Washington and Amman are worried that should the letter be sent, and especially if its harsh tone remains unchanged, it would spell the end of peace negotiations for the near future. This situation would, at least primarily, increase the likelihood of further Palestinian steps at the UN. The Palestinians are already planning to turn to the Security Council in order to raise a resolution to condemn Israel over its settlements.
Washington fears that delivering the letter will increase the tension between Jerusalem and Ramallah, and will lead to internal Israeli pressure that would cause Netanyahu to take punitive measures, such as withholding tax funds to the Palestinian Authority. Such a scenario may potentially lead to a third intifada in the West Bank. Netanyahu, for his part, is interested in preventing any possible diplomatic confrontation with the Palestinians so that the international focus does not shift from Iran.
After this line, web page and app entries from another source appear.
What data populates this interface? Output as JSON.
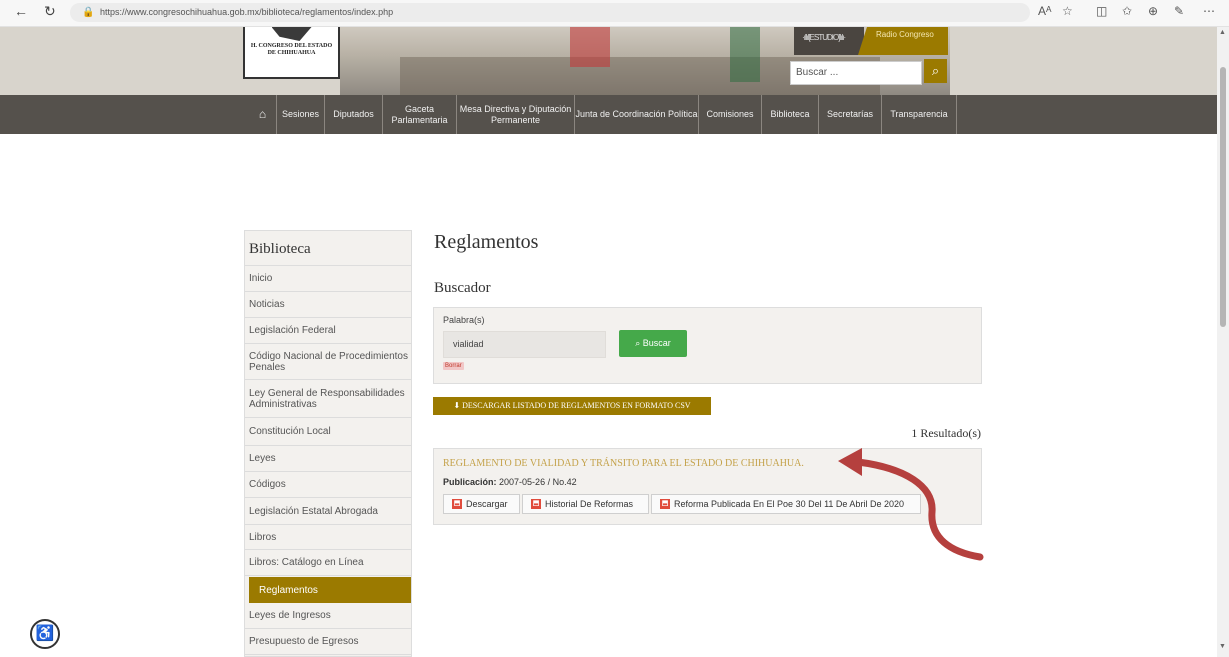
{
  "browser": {
    "url": "https://www.congresochihuahua.gob.mx/biblioteca/reglamentos/index.php",
    "back_icon": "←",
    "refresh_icon": "↻",
    "lock_icon": "🔒",
    "toolbar_icons": [
      "Aᴬ",
      "☆",
      "◫",
      "✩",
      "⊕",
      "✎",
      "⋯"
    ]
  },
  "header": {
    "logo_line1": "H. CONGRESO DEL ESTADO",
    "logo_line2": "DE CHIHUAHUA",
    "radio_label": "Radio Congreso",
    "radio_wave": "·ıllıl[ESTUDIO]lılı·",
    "search_placeholder": "Buscar ...",
    "search_icon": "⌕"
  },
  "nav": {
    "home_icon": "⌂",
    "items": [
      "Sesiones",
      "Diputados",
      "Gaceta Parlamentaria",
      "Mesa Directiva y Diputación Permanente",
      "Junta de Coordinación Política",
      "Comisiones",
      "Biblioteca",
      "Secretarías",
      "Transparencia"
    ]
  },
  "sidebar": {
    "title": "Biblioteca",
    "items": [
      "Inicio",
      "Noticias",
      "Legislación Federal",
      "Código Nacional de Procedimientos Penales",
      "Ley General de Responsabilidades Administrativas",
      "Constitución Local",
      "Leyes",
      "Códigos",
      "Legislación Estatal Abrogada",
      "Libros",
      "Libros: Catálogo en Línea",
      "Reglamentos",
      "Leyes de Ingresos",
      "Presupuesto de Egresos"
    ],
    "active": "Reglamentos"
  },
  "main": {
    "title": "Reglamentos",
    "search_heading": "Buscador",
    "search_label": "Palabra(s)",
    "search_value": "vialidad",
    "search_button": "Buscar",
    "clear_label": "Borrar",
    "csv_button": "DESCARGAR LISTADO DE REGLAMENTOS EN FORMATO CSV",
    "result_count": "1 Resultado(s)",
    "results": [
      {
        "title": "REGLAMENTO DE VIALIDAD Y TRÁNSITO PARA EL ESTADO DE CHIHUAHUA.",
        "pub_label": "Publicación:",
        "pub_value": "2007-05-26 / No.42",
        "buttons": [
          "Descargar",
          "Historial De Reformas",
          "Reforma Publicada En El Poe 30 Del 11 De Abril De 2020"
        ]
      }
    ]
  },
  "annotation": {
    "arrow_color": "#b5403e"
  },
  "accessibility_icon": "♿"
}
The UN Security Council will hold its monthly discussion on the Middle East in the UN headquarters in New York on Monday. The situation in Syria and the escalation in the Gaza Strip are likely to receive much attention during the discussion. The first meeting among the foreign ministers of the Quartet countries in half a year, is set to take place at the end of the Security Council discussion. The meeting will take place due to Russia’s request and despite American reservations. It is expected that Abbas’ threat to send his letter will take center stage at the meeting.
Want to enjoy 'Zen' reading - with no ads and just the article? Subscribe todaySubscribe now